Take the tablet first thing in the morning before you have had anything to eat or drink. Swallow the tablet with plain water only. Do no chew or crush the tablet. After taking any oral biphosphonate wait one hour before: eating or drinking, lying down, taking other medications.
Boniva may be taken once a month as an oral medication or every 3 months as an injection. Injectable forms will have less GI effects.
Reclast is an infusion that is adminstered once a year. Since it is not taken orallyi t has less GI side effects. Hoever, side effects may include flu-like symptoms, headache, nausea, vomiting, diarrhea, joint, bone, or muscle pain.
selective estrogen receptor modulator
Selective estrogen receptor modulators (SERMs) help prevent or treat some of the bone problems that can occur during menopause. SERMs may be a good choice for women who need protection from osteoporosis, but cannot or do not want to take hormone therapy.
Evista (raloxifene) affects the cycle of bone formation and breakdown in the body, and reduces loss of bone tissue. It will also offer a preventative effect in breast cancer but may cause hot flashes or vaginal dryness.
Fosteum is a medical food that may be prescribed to treat osteoporosis. Fosteum contains genistein (a natural plant estrogen from soybeans), vitamin D, and zinc. This plant estrogen may help enhance bone health and reduce fracture risk. In addition to bone health, it is FDA approved to treat hot flashes.
Femarelle is derived from non-genetically engineered soy. It activates the estrogen to relieve menopausal symptoms and help prevent osteoporosis, but it won’t activate the estrogen where it’s not wanted, like in the breasts or the uterus. It is also beneficial in treating hot flashes and vaginal dryness
Starting estrogen at any time after menopause can help prevent bone loss.
Hormone replacement therapy (HRT) is NOT indicated for the treatment of osteoporosis, but it may be a good choice for women who also have symptoms of menopause. However, it only protects bones for as long as you use it. When you stop taking hormone therapy, bone loss resumes. You and your doctor should decide whether this treatment is right for you.

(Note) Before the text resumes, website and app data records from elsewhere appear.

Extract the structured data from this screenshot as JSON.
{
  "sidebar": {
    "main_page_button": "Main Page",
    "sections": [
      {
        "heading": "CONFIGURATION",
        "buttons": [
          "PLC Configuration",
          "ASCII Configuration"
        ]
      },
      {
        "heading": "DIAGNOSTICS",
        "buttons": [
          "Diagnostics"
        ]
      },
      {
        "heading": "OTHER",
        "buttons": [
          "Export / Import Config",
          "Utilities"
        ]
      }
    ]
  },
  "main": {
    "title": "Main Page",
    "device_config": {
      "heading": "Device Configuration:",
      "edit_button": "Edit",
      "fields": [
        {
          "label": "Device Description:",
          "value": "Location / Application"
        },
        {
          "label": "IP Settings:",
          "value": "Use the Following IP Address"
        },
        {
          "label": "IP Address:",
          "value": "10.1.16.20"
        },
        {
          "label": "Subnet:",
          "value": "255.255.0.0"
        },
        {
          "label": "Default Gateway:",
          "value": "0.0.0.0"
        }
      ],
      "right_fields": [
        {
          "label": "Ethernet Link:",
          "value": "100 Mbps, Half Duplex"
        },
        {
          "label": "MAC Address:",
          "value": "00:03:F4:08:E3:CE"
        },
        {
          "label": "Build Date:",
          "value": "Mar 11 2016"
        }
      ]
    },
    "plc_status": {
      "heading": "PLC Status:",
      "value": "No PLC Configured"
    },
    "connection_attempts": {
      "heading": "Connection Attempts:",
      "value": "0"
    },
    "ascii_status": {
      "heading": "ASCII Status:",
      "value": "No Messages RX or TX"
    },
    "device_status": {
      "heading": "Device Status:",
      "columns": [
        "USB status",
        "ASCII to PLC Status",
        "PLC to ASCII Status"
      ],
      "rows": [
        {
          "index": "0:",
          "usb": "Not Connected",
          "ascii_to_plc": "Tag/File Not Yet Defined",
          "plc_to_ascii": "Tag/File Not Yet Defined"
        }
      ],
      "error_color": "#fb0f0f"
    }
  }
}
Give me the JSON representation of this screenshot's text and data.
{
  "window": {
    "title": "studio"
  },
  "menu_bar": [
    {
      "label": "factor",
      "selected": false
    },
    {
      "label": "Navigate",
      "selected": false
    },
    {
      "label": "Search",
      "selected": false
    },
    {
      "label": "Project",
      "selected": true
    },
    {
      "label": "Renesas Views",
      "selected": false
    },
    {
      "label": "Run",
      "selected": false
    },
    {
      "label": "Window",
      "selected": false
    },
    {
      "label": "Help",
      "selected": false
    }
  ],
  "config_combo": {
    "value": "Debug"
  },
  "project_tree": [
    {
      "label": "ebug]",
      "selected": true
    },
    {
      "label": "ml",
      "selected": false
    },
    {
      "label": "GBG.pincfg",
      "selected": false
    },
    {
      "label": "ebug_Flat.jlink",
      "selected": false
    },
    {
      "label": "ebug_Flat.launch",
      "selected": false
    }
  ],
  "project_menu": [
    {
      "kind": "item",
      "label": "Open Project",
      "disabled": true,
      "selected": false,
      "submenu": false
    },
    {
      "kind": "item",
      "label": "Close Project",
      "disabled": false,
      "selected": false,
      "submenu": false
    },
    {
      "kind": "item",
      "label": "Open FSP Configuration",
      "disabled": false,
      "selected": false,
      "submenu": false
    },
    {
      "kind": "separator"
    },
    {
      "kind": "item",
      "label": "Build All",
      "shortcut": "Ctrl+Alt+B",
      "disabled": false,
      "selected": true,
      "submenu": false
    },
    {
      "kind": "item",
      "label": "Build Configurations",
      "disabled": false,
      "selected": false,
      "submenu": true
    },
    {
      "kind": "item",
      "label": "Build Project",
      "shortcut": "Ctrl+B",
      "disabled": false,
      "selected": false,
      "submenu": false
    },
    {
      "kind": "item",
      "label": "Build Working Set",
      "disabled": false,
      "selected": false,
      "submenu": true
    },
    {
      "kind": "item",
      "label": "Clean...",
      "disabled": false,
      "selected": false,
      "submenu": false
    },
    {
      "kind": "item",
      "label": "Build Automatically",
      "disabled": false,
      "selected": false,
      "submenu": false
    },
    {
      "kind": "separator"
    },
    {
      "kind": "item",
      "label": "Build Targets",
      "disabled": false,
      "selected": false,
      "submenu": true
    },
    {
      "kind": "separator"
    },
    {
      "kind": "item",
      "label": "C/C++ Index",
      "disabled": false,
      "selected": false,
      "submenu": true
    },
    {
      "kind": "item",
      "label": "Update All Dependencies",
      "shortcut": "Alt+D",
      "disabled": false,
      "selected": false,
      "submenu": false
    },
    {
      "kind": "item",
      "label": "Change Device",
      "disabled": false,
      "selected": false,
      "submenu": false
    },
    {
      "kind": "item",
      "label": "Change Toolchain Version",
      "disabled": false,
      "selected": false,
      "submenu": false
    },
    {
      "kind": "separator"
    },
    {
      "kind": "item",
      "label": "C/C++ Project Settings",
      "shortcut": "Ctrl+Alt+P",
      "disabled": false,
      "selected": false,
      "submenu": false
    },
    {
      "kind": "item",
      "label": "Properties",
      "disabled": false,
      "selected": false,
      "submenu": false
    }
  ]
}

Prolia is a monoclonal antibody. It is generally reserved for women who cannot tolerate the bisphosphonates or the other osteoporosis medications did not work well.
It is administered as an injection given every 6 months.
Evenity is a new monoclonal antibody that blocks the effects of a protein called scleronin. Scleronin stops bone production and causes bone to break down. Evenity works by increasing bone formation.
Calcitonin is another class of drugs used for bone health. It works by slowing bone loss to help maintain strong bones and reduce the risk of fracture.
Forteo is indicated for postmenopausal women with osteoporosis at high risk of fracture. It is administered in a self-injectable pen for daily use.
Fortical is a calcitonin nasal spray.